“I asked him about it. ‘Are you trying to confuse the reader?’ He said, ‘No, I always leave enough clues and you have to find them.’ He said, ‘Remember: I worked on this for five or six years, so I had a lot of time to put in everything I wanted and to get it the way I wanted it to be.’ He rewrote it five times before it was done.

“Now the reader doesn’t usually take that much time. It’s true of Wolfe’s books—as one reviewer put it: ‘If you buy a novel by Gene Wolfe, you really get about four novels because you can read it over and over and get all kinds of new things out of it each time, so it’s a good investment.’

“But I was struck by the fact that he said: ‘I had five years to work on this and to get things exactly the way I wanted it and to rework this and to get the story exactly the way I wanted it, to make some things clear, to obscure some things, and to put challenges before the reader.’

“And I thought, ‘Well, God had eternity to put things in the Bible and there are plenty of things in the Bible that are clear to us and then there are things that are puzzles.’ The Book of Proverbs says, ‘The glory of God is to conceal a matter and the glory of kings is to search it out.’

Jordan goes on to mention that when Moses, under the inspiration of the Holy Spirit, preaches the sermon we call Deuteronomy, he has been meditating on Genesis and Exodus and Leviticus for thirty-eight years. If we haven’t done that, we can’t really expect Deuteronomy to be crystal clear to us on a first reading:

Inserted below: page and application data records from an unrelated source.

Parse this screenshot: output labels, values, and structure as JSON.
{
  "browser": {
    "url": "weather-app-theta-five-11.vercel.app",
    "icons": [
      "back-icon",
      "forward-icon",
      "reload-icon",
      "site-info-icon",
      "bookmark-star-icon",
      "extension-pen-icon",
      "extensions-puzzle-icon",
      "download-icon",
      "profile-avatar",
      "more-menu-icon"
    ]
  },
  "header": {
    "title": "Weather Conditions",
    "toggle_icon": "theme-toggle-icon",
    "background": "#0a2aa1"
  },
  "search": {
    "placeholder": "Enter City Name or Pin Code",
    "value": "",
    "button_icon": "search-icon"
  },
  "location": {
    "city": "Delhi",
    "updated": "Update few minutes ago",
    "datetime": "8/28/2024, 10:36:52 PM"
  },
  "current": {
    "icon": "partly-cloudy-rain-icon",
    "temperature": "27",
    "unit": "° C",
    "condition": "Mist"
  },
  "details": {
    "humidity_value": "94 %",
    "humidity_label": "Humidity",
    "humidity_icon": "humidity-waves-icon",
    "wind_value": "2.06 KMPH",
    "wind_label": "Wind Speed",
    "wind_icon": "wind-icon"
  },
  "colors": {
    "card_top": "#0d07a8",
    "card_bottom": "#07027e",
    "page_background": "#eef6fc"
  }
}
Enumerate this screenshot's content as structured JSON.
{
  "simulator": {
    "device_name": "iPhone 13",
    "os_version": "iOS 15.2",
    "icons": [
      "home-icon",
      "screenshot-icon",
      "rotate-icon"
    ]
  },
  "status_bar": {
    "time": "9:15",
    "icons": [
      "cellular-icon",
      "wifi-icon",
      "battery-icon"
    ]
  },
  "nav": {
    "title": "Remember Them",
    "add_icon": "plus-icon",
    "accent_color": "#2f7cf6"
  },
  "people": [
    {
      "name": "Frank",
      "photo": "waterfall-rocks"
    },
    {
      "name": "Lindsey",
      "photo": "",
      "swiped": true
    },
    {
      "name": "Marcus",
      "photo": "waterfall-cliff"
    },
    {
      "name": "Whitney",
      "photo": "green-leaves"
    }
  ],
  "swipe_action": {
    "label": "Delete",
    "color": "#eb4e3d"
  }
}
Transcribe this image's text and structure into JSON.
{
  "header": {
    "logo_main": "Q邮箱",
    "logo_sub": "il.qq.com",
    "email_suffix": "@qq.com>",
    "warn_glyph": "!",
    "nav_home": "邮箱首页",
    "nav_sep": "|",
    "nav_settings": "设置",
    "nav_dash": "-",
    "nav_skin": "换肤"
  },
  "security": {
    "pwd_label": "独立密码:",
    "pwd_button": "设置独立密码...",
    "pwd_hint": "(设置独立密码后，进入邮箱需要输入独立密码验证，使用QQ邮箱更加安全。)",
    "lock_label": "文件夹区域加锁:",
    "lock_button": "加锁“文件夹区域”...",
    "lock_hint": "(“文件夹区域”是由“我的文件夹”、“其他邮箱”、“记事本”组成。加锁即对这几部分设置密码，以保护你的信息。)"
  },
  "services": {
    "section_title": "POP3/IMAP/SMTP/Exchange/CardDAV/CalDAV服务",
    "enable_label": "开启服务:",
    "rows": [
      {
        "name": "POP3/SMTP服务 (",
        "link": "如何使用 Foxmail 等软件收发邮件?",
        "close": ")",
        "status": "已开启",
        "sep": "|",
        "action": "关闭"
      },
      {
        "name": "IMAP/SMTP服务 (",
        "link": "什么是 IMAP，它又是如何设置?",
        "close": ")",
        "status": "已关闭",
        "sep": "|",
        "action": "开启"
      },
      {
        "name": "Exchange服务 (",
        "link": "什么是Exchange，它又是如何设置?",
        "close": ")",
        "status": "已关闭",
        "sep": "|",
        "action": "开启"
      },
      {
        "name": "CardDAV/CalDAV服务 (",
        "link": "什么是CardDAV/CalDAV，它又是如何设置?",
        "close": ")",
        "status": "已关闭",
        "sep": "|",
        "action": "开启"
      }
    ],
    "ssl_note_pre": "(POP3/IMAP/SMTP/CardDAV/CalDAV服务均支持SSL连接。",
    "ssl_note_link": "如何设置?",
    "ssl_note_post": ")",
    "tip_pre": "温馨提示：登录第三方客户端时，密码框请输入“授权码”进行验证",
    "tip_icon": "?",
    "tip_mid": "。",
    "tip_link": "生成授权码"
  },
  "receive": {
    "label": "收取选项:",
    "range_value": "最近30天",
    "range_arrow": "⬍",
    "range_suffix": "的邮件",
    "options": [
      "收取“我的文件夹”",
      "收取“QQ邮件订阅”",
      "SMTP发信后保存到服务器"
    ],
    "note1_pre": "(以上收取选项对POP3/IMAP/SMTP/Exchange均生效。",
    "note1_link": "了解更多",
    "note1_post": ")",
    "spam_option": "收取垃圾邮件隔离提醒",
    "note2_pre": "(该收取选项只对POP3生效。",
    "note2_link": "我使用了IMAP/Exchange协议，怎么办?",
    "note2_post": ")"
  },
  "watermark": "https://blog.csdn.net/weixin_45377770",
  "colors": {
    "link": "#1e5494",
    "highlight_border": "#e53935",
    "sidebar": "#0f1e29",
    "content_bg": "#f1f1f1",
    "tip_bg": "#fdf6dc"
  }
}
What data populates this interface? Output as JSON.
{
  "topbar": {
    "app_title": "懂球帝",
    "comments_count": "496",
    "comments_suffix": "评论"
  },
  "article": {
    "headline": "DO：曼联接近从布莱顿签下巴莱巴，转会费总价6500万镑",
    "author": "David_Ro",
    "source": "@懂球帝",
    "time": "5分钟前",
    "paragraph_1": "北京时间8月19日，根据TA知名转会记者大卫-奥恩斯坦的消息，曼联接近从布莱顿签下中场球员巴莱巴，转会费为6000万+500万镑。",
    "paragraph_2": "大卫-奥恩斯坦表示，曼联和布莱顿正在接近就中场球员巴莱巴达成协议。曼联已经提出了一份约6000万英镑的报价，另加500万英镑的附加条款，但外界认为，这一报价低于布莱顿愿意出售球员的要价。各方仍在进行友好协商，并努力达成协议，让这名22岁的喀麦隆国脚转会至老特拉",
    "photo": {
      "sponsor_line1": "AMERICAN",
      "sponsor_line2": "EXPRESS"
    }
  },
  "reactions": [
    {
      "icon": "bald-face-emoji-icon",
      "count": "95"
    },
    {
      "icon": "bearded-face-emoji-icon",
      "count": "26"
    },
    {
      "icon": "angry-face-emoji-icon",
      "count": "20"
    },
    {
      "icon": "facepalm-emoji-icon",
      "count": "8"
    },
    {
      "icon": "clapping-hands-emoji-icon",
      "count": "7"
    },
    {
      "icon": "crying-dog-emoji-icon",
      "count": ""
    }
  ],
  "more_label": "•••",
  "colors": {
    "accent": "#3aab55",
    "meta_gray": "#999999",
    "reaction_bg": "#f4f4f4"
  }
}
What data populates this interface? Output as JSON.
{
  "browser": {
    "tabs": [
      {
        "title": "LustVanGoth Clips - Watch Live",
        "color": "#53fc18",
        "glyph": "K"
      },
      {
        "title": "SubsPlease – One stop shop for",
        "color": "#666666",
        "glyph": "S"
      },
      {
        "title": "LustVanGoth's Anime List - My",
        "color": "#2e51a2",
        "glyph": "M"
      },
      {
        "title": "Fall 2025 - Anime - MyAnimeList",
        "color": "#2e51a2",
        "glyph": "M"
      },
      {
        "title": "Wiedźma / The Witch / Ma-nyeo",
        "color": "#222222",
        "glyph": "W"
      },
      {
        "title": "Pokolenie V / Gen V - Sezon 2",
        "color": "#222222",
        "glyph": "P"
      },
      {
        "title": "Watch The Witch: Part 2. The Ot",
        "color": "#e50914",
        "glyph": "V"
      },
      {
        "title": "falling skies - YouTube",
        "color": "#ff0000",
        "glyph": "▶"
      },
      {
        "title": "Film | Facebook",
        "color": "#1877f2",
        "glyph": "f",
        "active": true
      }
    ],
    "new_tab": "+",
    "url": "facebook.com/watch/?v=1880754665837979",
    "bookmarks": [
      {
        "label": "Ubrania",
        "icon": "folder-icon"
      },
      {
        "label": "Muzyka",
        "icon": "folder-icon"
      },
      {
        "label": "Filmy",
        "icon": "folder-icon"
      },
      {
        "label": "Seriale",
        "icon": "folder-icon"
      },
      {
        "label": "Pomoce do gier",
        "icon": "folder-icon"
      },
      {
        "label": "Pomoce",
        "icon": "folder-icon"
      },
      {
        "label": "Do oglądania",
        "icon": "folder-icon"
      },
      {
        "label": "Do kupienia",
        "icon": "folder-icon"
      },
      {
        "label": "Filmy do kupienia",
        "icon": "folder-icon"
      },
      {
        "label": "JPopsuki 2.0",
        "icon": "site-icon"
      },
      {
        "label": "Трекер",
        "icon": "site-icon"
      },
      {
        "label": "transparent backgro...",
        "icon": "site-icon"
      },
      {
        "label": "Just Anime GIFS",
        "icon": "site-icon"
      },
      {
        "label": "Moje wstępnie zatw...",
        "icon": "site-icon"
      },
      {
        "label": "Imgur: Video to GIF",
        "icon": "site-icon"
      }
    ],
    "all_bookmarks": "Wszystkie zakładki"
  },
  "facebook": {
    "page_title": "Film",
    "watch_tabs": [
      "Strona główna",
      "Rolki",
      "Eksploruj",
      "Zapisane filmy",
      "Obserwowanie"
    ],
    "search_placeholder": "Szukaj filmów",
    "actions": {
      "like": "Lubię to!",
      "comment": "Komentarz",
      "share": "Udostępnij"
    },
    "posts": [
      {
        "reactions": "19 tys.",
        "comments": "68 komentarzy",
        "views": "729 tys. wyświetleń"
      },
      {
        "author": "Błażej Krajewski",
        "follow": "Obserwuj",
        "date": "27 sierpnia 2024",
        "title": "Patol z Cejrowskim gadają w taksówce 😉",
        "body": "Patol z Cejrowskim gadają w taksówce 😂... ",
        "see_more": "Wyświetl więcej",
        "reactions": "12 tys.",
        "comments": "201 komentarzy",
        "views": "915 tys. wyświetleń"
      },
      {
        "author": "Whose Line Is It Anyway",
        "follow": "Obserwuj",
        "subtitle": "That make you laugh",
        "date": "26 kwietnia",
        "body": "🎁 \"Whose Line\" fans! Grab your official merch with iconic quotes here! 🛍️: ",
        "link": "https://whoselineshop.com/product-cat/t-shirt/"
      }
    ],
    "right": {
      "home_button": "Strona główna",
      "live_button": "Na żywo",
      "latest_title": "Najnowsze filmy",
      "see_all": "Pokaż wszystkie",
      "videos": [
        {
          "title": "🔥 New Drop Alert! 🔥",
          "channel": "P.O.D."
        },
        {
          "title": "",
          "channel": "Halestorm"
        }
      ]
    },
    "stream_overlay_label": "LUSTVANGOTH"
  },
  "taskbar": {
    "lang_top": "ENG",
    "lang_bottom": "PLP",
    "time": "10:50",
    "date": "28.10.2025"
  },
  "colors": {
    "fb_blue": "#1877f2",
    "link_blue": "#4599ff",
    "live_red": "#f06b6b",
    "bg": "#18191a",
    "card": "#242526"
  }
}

“Moses has done that for 38 years. You and I haven’t. Now he puts Deuteronomy down, and what is Deuteronomy? It’s the fruit of 38 years of reflection on all the details in Exodus and Leviticus.

“To understand Deuteronomy really well, we would need to understand everything in Exodus and Leviticus and then we’d have to think about how they go together in a real life context for a long time. Then you’d be in a position to understand what was in Moses’ mind when he wrote Deuteronomy.

“That’s not to say that we can’t get anything out of Deuteronomy. But it is to say that there’s some complicated things in here that a lot of people haven’t gotten and that we’re not going to get today either.

“But it illustrates just how rich this book is, because Deuteronomy is the culmination of the first five books of the Bible. Everything is rolled together in Deuteronomy as a result of Moses’ reflections, under divine inspiration. So we shouldn’t expect it to be completely transparent.”

Source: John Barach

Written by Scott Moonen

April 14, 2019 at 4:51 pm